More blooming flowers (mmmm…) and the first black flies (no!!!) greeted us this week.
As we wait for various things to leaf out, I’m noticing that the animals are waiting too–impatiently. A month or so ago, I’d pruned our raspberry patch, carefully following directions set forth in Lee Reich’s Grow Fruit Naturally, only to discover on Thursday that a porcupine decided to prune a bit more (and more each day). It seems to cut most canes off at about a foot high, and leave the cut pieces scattered below. I can’t tell exactly what it is eating, but I wish it would just leave well enough alone. I’m afraid with such short canes we won’t get fruit to ripen until so late in the year that we’ll lose most of it to frost. Fortunately, we do have a lot of plants, and in fact have just dug a new bed for transplanting some of the raspberry shoots that are coming up in the lawn.
Today a few plum blossoms opened all the way, just barely beating out the peaches, whose petals began to peek out of their buds today, but aren’t yet fully open.
In the spring ephemeral bed, the dutchman’s britches (Dicentra cucullaria) are fully open, as is the hepatica (Anemone americana) and blood root (Sanguinaria canadensis). We just saw the first spring beauties (Claytonia virginica) open today. Rue anemones (Thalictrum thalictroides) and trout lilies (Erythronium americanum) pushed up out of the ground today too. Cut-leaf toothwort (Cardamine concatenata) and ramps/ wild leeks (Allium tricoccum) have been up for a few days, but aren’t flowering yet.

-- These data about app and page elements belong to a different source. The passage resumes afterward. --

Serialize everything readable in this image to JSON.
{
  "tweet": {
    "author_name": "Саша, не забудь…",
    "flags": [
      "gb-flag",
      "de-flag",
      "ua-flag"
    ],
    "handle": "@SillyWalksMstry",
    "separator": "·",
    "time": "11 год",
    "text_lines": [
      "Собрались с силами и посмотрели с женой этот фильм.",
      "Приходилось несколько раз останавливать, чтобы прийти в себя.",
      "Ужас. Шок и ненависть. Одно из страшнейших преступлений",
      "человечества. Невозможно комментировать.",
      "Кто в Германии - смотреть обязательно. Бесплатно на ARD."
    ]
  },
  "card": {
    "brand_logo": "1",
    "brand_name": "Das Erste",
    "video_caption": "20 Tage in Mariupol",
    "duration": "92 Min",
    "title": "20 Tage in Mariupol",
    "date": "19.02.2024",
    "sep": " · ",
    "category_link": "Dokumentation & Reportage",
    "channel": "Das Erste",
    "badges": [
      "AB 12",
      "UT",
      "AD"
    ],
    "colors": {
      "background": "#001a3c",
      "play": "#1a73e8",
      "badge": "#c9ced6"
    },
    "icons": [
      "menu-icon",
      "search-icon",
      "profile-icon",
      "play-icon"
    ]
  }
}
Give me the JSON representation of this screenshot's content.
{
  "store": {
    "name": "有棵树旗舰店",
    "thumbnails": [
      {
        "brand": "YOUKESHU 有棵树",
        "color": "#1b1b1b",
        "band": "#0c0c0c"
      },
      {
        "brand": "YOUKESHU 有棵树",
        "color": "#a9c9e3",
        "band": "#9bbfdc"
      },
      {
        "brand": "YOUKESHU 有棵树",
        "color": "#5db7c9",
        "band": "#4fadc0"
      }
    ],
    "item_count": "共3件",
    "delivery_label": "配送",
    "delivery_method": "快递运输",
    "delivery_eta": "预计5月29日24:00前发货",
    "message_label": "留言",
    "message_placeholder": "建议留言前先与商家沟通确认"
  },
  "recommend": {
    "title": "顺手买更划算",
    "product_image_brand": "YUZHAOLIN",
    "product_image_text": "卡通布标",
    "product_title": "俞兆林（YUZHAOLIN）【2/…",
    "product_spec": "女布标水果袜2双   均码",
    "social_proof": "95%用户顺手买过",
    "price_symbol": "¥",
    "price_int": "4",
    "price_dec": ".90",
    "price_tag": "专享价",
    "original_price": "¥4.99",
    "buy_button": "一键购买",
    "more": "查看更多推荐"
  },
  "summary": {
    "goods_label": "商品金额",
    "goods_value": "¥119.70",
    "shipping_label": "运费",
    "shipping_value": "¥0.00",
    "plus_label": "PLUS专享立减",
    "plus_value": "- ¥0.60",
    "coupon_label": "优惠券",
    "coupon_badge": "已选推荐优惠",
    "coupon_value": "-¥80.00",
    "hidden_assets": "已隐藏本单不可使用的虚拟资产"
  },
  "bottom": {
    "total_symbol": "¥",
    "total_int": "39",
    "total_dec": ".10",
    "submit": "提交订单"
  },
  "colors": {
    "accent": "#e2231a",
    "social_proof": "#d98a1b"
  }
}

In the woods, coltsfoot and golden alexanders is blooming.
Charley and I had the good fortune to lead a vernal pool walk on Sunday in the Holyoke Range. We checked out five vernal pools and found spotted salamander eggs, marbled salamander larvae, red-spotted newts, and a disturbing absence of wood frogs.
We also spotted a number of neat invertebrates including fairy shrimp, giant water bugs, and a predaceous diving beetle larva (eating a fairy shrimp).
I’ll just leave you with these lovely purple hepatica.
One thought on “Homestead Report 21: April 24, 2017”
Julia, I always read and enjoy your blog. I’m amazed at your knowledge of nature.